In general you basically want to pick your rendering application, which is normally going to be your "end point", the program you import all your other stuff into for creating your final images. Other examples of such tools include 3DS Max and Maya, Clarisse, Vue, Blender, etc., along with the game engines I mentioned above. So pick your "end point" first, if you ask me.

Then there are all the many other applications that can create content which you can use with any "end point" software. Terrain generators (e.g. World Machine), texture generators (e.g. Substance Designer), plant generators (e.g. Speedtree), object modelers and sculpting tools (e.g. ZBrush), etc. Your need for any of these depends directly on what you want to do with your scene.
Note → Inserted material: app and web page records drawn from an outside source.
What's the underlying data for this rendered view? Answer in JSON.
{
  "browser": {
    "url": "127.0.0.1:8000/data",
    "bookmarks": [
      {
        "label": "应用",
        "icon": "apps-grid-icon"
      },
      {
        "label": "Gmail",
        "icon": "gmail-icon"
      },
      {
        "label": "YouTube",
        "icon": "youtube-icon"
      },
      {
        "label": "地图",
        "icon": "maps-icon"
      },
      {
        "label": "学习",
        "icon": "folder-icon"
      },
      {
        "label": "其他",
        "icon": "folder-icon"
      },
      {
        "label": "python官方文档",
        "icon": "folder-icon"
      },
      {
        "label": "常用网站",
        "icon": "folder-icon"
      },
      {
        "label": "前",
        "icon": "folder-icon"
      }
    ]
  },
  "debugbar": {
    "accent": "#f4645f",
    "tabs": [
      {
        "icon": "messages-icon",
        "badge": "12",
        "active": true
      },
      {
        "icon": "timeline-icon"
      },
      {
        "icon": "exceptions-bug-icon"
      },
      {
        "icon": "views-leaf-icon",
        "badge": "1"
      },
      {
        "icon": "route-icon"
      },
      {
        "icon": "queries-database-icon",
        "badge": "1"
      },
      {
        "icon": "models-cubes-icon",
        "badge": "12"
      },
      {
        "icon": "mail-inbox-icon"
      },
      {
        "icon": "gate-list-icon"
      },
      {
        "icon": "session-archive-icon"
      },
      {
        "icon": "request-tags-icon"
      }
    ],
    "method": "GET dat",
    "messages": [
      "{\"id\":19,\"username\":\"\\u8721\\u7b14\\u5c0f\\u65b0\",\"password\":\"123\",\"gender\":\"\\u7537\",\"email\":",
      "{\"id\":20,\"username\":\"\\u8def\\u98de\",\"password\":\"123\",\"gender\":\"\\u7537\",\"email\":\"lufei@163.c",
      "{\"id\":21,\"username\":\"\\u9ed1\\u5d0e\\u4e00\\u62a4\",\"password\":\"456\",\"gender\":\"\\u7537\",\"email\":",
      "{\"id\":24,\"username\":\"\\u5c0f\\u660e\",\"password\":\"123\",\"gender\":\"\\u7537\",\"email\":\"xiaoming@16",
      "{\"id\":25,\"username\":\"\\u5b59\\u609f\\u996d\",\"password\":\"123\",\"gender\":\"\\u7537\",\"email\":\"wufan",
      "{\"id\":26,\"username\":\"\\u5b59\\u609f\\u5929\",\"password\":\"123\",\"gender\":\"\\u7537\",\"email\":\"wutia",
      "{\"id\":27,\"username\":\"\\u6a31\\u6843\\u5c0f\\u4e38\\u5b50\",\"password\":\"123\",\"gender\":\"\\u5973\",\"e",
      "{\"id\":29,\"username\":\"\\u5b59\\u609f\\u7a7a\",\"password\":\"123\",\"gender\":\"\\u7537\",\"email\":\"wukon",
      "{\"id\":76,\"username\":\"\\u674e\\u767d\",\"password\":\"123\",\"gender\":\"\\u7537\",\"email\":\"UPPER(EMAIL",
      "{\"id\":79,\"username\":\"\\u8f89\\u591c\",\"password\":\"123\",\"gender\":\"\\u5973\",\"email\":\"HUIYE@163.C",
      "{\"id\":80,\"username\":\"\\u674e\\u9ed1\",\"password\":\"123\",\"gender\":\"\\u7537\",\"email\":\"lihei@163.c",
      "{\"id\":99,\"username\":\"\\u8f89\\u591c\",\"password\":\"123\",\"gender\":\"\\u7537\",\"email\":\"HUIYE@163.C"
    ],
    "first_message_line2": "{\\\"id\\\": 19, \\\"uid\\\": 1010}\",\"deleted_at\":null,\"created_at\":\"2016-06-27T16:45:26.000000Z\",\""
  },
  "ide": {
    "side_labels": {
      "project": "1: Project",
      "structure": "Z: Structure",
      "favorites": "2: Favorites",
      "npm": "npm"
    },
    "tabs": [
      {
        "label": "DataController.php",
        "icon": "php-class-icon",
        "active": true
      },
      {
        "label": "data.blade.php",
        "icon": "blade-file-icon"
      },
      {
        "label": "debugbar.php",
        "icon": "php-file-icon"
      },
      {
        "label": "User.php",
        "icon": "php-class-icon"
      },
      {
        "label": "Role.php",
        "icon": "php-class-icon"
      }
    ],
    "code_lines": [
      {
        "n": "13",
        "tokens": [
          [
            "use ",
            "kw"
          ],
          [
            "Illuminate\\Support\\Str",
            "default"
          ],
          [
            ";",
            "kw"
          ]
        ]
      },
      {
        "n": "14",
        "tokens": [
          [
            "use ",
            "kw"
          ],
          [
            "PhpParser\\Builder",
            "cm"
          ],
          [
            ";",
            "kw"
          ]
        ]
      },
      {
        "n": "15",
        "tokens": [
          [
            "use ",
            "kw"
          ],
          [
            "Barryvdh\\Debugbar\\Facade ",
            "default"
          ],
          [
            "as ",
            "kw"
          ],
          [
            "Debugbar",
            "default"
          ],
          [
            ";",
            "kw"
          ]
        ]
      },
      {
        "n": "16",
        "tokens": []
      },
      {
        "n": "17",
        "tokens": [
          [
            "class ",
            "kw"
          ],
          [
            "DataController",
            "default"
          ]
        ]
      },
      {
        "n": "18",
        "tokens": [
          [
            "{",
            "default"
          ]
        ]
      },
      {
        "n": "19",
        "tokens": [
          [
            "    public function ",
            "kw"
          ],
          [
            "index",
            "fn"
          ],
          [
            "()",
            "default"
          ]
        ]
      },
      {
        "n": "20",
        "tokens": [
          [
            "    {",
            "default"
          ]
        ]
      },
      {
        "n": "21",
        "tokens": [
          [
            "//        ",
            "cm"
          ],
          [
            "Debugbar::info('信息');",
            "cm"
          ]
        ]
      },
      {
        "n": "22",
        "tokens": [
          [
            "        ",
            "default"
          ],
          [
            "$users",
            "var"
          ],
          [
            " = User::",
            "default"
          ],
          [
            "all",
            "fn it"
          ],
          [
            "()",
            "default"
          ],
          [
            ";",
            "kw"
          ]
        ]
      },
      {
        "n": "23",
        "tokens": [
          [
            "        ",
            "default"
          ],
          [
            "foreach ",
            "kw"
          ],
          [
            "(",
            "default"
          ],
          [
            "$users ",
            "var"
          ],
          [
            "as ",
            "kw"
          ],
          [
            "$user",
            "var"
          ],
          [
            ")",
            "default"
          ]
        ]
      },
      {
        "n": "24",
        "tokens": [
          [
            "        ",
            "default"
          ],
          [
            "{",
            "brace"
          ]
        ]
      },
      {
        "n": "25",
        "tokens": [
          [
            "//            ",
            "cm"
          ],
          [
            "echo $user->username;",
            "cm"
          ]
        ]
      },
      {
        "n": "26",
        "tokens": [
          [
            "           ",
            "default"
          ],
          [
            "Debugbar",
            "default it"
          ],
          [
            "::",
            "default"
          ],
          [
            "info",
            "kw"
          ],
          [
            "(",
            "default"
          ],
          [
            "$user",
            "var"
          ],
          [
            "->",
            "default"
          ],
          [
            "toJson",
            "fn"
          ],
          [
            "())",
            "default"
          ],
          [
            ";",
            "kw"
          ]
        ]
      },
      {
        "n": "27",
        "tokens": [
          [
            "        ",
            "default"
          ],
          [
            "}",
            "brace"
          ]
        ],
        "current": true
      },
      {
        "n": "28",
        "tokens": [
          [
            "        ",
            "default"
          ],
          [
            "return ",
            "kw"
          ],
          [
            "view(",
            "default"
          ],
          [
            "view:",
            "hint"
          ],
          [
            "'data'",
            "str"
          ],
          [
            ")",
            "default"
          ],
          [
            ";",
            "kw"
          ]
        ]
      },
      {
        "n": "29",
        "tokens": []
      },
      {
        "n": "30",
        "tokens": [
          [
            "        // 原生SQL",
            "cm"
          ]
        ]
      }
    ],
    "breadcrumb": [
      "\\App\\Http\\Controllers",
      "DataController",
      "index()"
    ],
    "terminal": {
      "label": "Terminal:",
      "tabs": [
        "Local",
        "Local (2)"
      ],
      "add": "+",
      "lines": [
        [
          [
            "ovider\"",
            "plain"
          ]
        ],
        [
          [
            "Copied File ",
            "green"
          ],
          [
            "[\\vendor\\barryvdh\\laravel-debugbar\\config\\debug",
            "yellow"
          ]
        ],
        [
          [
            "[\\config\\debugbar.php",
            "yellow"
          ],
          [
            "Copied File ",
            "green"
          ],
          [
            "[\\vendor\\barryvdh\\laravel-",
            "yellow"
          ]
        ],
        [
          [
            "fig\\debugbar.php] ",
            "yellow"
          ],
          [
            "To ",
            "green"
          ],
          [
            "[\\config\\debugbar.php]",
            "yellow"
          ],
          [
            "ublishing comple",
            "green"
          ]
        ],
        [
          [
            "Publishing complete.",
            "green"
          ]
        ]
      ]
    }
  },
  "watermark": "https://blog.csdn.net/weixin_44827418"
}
In many cases it's obvious: if you need a tree model, you need to either find an existing one you can download/buy, or you need software like Speedtree that can help you model it. In other cases it's less clear, like when do you want to use a 3rd party terrain generator vs. Terragen's built in functions.

My suggestion in general would be to try to accomplish what you want to do in Terragen first. Do as you were, look for tutorials, etc., but if you find that A: there isn't much info/discussion, or B: the discussion that exists makes it sound more difficult to do in Terragen, then you'd investigate other tools that might work well in that area. And at any point along that path you should feel free to post here asking for advice and input, from initial search for info, i.e. "can Terragen do this, and how?", to asking for recommendations on tools.

So for example Terragen includes good built-in terrain generation systems, but its capabilities for explicitly modeling and sculpting very specific terrain features such as roads are more limited. If you want to create very specific terrain features in specific places, you might be better off with a terrain modeling tool like World Machine, World Creator, or Gaea.

In general I would say that external objects, either pre-made, or using modeling software, are probably the single most common type of asset/software used with Terragen. Terrain generators are probably the second most commonly used. Beyond that most of these other tools (e.g. Zbrush, Substance Designer) are not needed. They *can* be used for specific reasons, but most often they are used because a given artist is already familiar with that tool and knows how to use it to achieve a goal more quickly and easily than they know how to do so in Terragen.

I hope that helps! Feel free to ask for more clarification as-needed.

- Oshyan


Asterlil

Oshyan, that is a helpful and comprehensive reply, good enough to go in a FAQ sheet.  :)

WASasquatch, thank you for digging up those links -- info and product advisory much appreciated.

Dune

Mind you, the road system I found out can only be used for a single road, no crossroads, and whatever.

Asterlil